> [Try it] Once the pictures are set aside, reproduce the entries below exactly.

[Records drawn from a dataset]
+ + + +

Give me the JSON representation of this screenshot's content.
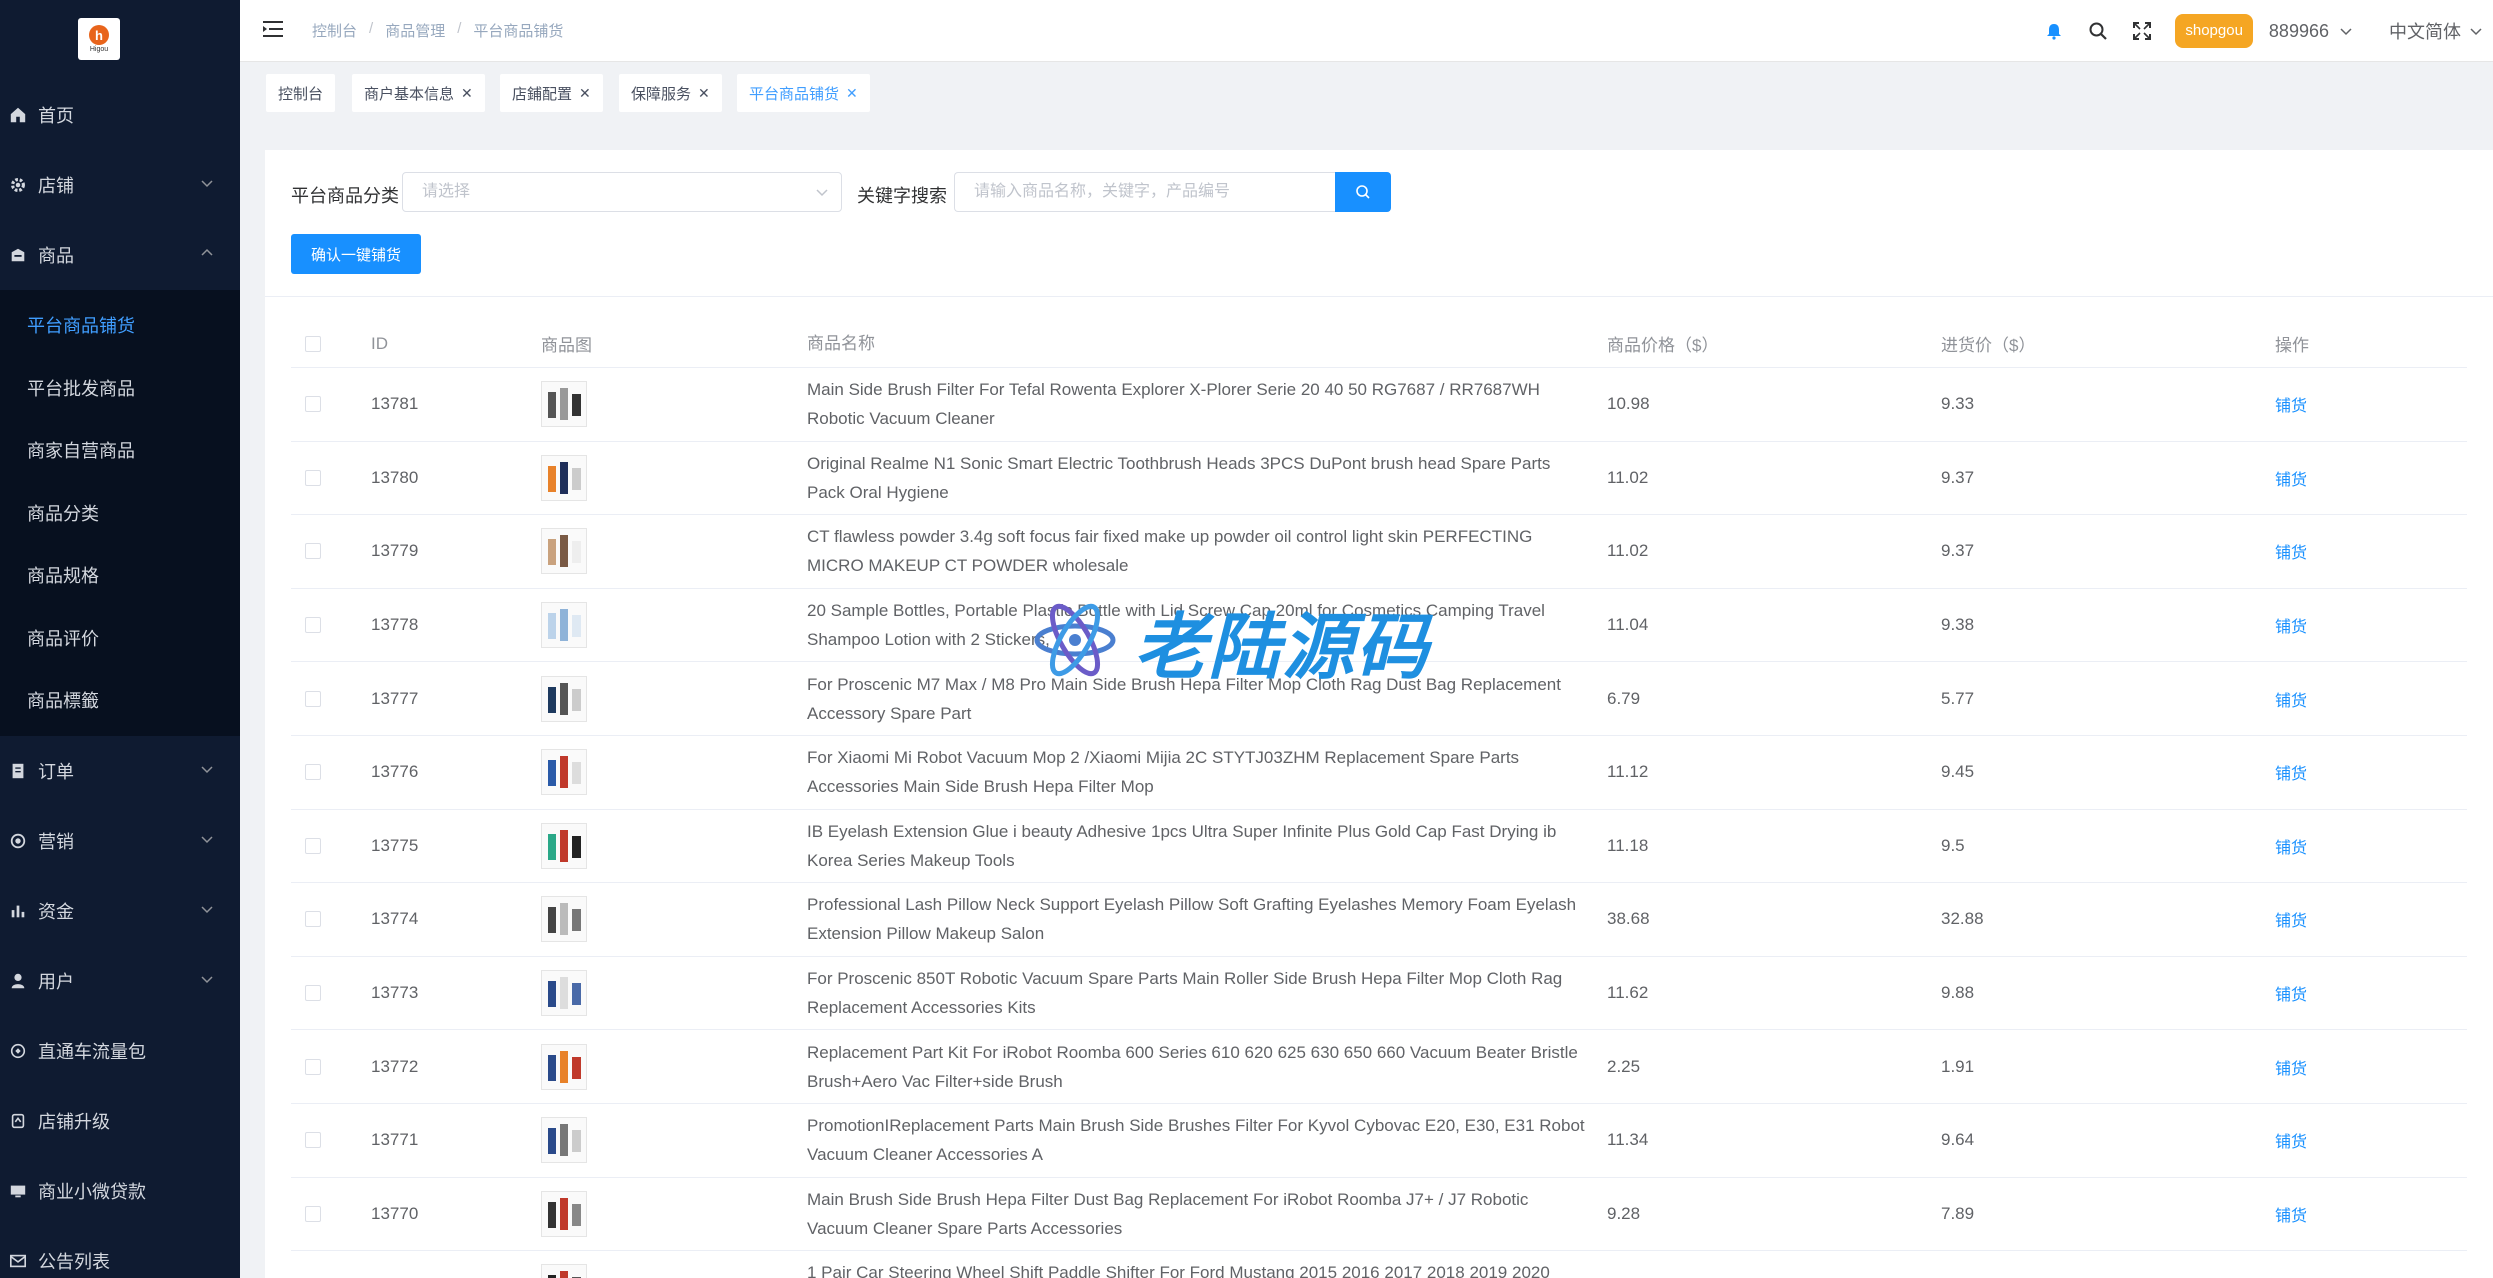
{
  "logo": {
    "text": "Higou"
  },
  "sidebar": {
    "items": [
      {
        "label": "首页",
        "icon": "home-icon"
      },
      {
        "label": "店铺",
        "icon": "gear-icon"
      },
      {
        "label": "商品",
        "icon": "shop-icon"
      },
      {
        "label": "订单",
        "icon": "document-icon"
      },
      {
        "label": "营销",
        "icon": "marketing-icon"
      },
      {
        "label": "资金",
        "icon": "bar-chart-icon"
      },
      {
        "label": "用户",
        "icon": "user-icon"
      },
      {
        "label": "直通车流量包",
        "icon": "traffic-icon"
      },
      {
        "label": "店铺升级",
        "icon": "upgrade-icon"
      },
      {
        "label": "商业小微贷款",
        "icon": "monitor-icon"
      },
      {
        "label": "公告列表",
        "icon": "mail-icon"
      }
    ],
    "submenu": [
      "平台商品铺货",
      "平台批发商品",
      "商家自营商品",
      "商品分类",
      "商品规格",
      "商品评价",
      "商品標籤"
    ]
  },
  "header": {
    "breadcrumb": [
      "控制台",
      "商品管理",
      "平台商品铺货"
    ],
    "shop_badge": "shopgou",
    "user_id": "889966",
    "language": "中文简体"
  },
  "tags": [
    "控制台",
    "商户基本信息",
    "店鋪配置",
    "保障服务",
    "平台商品铺货"
  ],
  "filter": {
    "category_label": "平台商品分类",
    "category_placeholder": "请选择",
    "keyword_label": "关键字搜索",
    "keyword_placeholder": "请输入商品名称，关键字，产品编号",
    "confirm_button": "确认一键铺货"
  },
  "table": {
    "columns": [
      "ID",
      "商品图",
      "商品名称",
      "商品价格（$）",
      "进货价（$）",
      "操作"
    ],
    "action_label": "铺货",
    "rows": [
      {
        "id": "13781",
        "name": "Main Side Brush Filter For Tefal Rowenta Explorer X-Plorer Serie 20 40 50 RG7687 / RR7687WH Robotic Vacuum Cleaner",
        "price": "10.98",
        "cost": "9.33"
      },
      {
        "id": "13780",
        "name": "Original Realme N1 Sonic Smart Electric Toothbrush Heads 3PCS DuPont brush head Spare Parts Pack Oral Hygiene",
        "price": "11.02",
        "cost": "9.37"
      },
      {
        "id": "13779",
        "name": "CT flawless powder 3.4g soft focus fair fixed make up powder oil control light skin PERFECTING MICRO MAKEUP CT POWDER wholesale",
        "price": "11.02",
        "cost": "9.37"
      },
      {
        "id": "13778",
        "name": "20 Sample Bottles, Portable Plastic Bottle with Lid Screw Cap 20ml for Cosmetics Camping Travel Shampoo Lotion with 2 Stickers,",
        "price": "11.04",
        "cost": "9.38"
      },
      {
        "id": "13777",
        "name": "For Proscenic M7 Max / M8 Pro Main Side Brush Hepa Filter Mop Cloth Rag Dust Bag Replacement Accessory Spare Part",
        "price": "6.79",
        "cost": "5.77"
      },
      {
        "id": "13776",
        "name": "For Xiaomi Mi Robot Vacuum Mop 2 /Xiaomi Mijia 2C STYTJ03ZHM Replacement Spare Parts Accessories Main Side Brush Hepa Filter Mop",
        "price": "11.12",
        "cost": "9.45"
      },
      {
        "id": "13775",
        "name": "IB Eyelash Extension Glue i beauty Adhesive 1pcs Ultra Super Infinite Plus Gold Cap Fast Drying ib Korea Series Makeup Tools",
        "price": "11.18",
        "cost": "9.5"
      },
      {
        "id": "13774",
        "name": "Professional Lash Pillow Neck Support Eyelash Pillow Soft Grafting Eyelashes Memory Foam Eyelash Extension Pillow Makeup Salon",
        "price": "38.68",
        "cost": "32.88"
      },
      {
        "id": "13773",
        "name": "For Proscenic 850T Robotic Vacuum Spare Parts Main Roller Side Brush Hepa Filter Mop Cloth Rag Replacement Accessories Kits",
        "price": "11.62",
        "cost": "9.88"
      },
      {
        "id": "13772",
        "name": "Replacement Part Kit For iRobot Roomba 600 Series 610 620 625 630 650 660 Vacuum Beater Bristle Brush+Aero Vac Filter+side Brush",
        "price": "2.25",
        "cost": "1.91"
      },
      {
        "id": "13771",
        "name": "PromotionIReplacement Parts Main Brush Side Brushes Filter For Kyvol Cybovac E20, E30, E31 Robot Vacuum Cleaner Accessories A",
        "price": "11.34",
        "cost": "9.64"
      },
      {
        "id": "13770",
        "name": "Main Brush Side Brush Hepa Filter Dust Bag Replacement For iRobot Roomba J7+ / J7 Robotic Vacuum Cleaner Spare Parts Accessories",
        "price": "9.28",
        "cost": "7.89"
      },
      {
        "id": "",
        "name": "1 Pair Car Steering Wheel Shift Paddle Shifter For Ford Mustang 2015 2016 2017 2018 2019 2020 Extensi",
        "price": "",
        "cost": ""
      }
    ]
  },
  "watermark": {
    "text": "老陆源码"
  },
  "colors": {
    "primary": "#1890ff",
    "sidebar_bg": "#0f1b31",
    "badge": "#f5a623"
  }
}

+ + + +

> [Answer space]
Give me the JSON representation of this screenshot's content.
{
  "logo": {
    "text": "Higou"
  },
  "sidebar": {
    "items": [
      {
        "label": "首页",
        "icon": "home-icon"
      },
      {
        "label": "店铺",
        "icon": "gear-icon"
      },
      {
        "label": "商品",
        "icon": "shop-icon"
      },
      {
        "label": "订单",
        "icon": "document-icon"
      },
      {
        "label": "营销",
        "icon": "marketing-icon"
      },
      {
        "label": "资金",
        "icon": "bar-chart-icon"
      },
      {
        "label": "用户",
        "icon": "user-icon"
      },
      {
        "label": "直通车流量包",
        "icon": "traffic-icon"
      },
      {
        "label": "店铺升级",
        "icon": "upgrade-icon"
      },
      {
        "label": "商业小微贷款",
        "icon": "monitor-icon"
      },
      {
        "label": "公告列表",
        "icon": "mail-icon"
      }
    ],
    "submenu": [
      "平台商品铺货",
      "平台批发商品",
      "商家自营商品",
      "商品分类",
      "商品规格",
      "商品评价",
      "商品標籤"
    ]
  },
  "header": {
    "breadcrumb": [
      "控制台",
      "商品管理",
      "平台商品铺货"
    ],
    "shop_badge": "shopgou",
    "user_id": "889966",
    "language": "中文简体"
  },
  "tags": [
    "控制台",
    "商户基本信息",
    "店鋪配置",
    "保障服务",
    "平台商品铺货"
  ],
  "filter": {
    "category_label": "平台商品分类",
    "category_placeholder": "请选择",
    "keyword_label": "关键字搜索",
    "keyword_placeholder": "请输入商品名称，关键字，产品编号",
    "confirm_button": "确认一键铺货"
  },
  "table": {
    "columns": [
      "ID",
      "商品图",
      "商品名称",
      "商品价格（$）",
      "进货价（$）",
      "操作"
    ],
    "action_label": "铺货",
    "rows": [
      {
        "id": "13781",
        "name": "Main Side Brush Filter For Tefal Rowenta Explorer X-Plorer Serie 20 40 50 RG7687 / RR7687WH Robotic Vacuum Cleaner",
        "price": "10.98",
        "cost": "9.33"
      },
      {
        "id": "13780",
        "name": "Original Realme N1 Sonic Smart Electric Toothbrush Heads 3PCS DuPont brush head Spare Parts Pack Oral Hygiene",
        "price": "11.02",
        "cost": "9.37"
      },
      {
        "id": "13779",
        "name": "CT flawless powder 3.4g soft focus fair fixed make up powder oil control light skin PERFECTING MICRO MAKEUP CT POWDER wholesale",
        "price": "11.02",
        "cost": "9.37"
      },
      {
        "id": "13778",
        "name": "20 Sample Bottles, Portable Plastic Bottle with Lid Screw Cap 20ml for Cosmetics Camping Travel Shampoo Lotion with 2 Stickers,",
        "price": "11.04",
        "cost": "9.38"
      },
      {
        "id": "13777",
        "name": "For Proscenic M7 Max / M8 Pro Main Side Brush Hepa Filter Mop Cloth Rag Dust Bag Replacement Accessory Spare Part",
        "price": "6.79",
        "cost": "5.77"
      },
      {
        "id": "13776",
        "name": "For Xiaomi Mi Robot Vacuum Mop 2 /Xiaomi Mijia 2C STYTJ03ZHM Replacement Spare Parts Accessories Main Side Brush Hepa Filter Mop",
        "price": "11.12",
        "cost": "9.45"
      },
      {
        "id": "13775",
        "name": "IB Eyelash Extension Glue i beauty Adhesive 1pcs Ultra Super Infinite Plus Gold Cap Fast Drying ib Korea Series Makeup Tools",
        "price": "11.18",
        "cost": "9.5"
      },
      {
        "id": "13774",
        "name": "Professional Lash Pillow Neck Support Eyelash Pillow Soft Grafting Eyelashes Memory Foam Eyelash Extension Pillow Makeup Salon",
        "price": "38.68",
        "cost": "32.88"
      },
      {
        "id": "13773",
        "name": "For Proscenic 850T Robotic Vacuum Spare Parts Main Roller Side Brush Hepa Filter Mop Cloth Rag Replacement Accessories Kits",
        "price": "11.62",
        "cost": "9.88"
      },
      {
        "id": "13772",
        "name": "Replacement Part Kit For iRobot Roomba 600 Series 610 620 625 630 650 660 Vacuum Beater Bristle Brush+Aero Vac Filter+side Brush",
        "price": "2.25",
        "cost": "1.91"
      },
      {
        "id": "13771",
        "name": "PromotionIReplacement Parts Main Brush Side Brushes Filter For Kyvol Cybovac E20, E30, E31 Robot Vacuum Cleaner Accessories A",
        "price": "11.34",
        "cost": "9.64"
      },
      {
        "id": "13770",
        "name": "Main Brush Side Brush Hepa Filter Dust Bag Replacement For iRobot Roomba J7+ / J7 Robotic Vacuum Cleaner Spare Parts Accessories",
        "price": "9.28",
        "cost": "7.89"
      },
      {
        "id": "",
        "name": "1 Pair Car Steering Wheel Shift Paddle Shifter For Ford Mustang 2015 2016 2017 2018 2019 2020 Extensi",
        "price": "",
        "cost": ""
      }
    ]
  },
  "watermark": {
    "text": "老陆源码"
  },
  "colors": {
    "primary": "#1890ff",
    "sidebar_bg": "#0f1b31",
    "badge": "#f5a623"
  }
}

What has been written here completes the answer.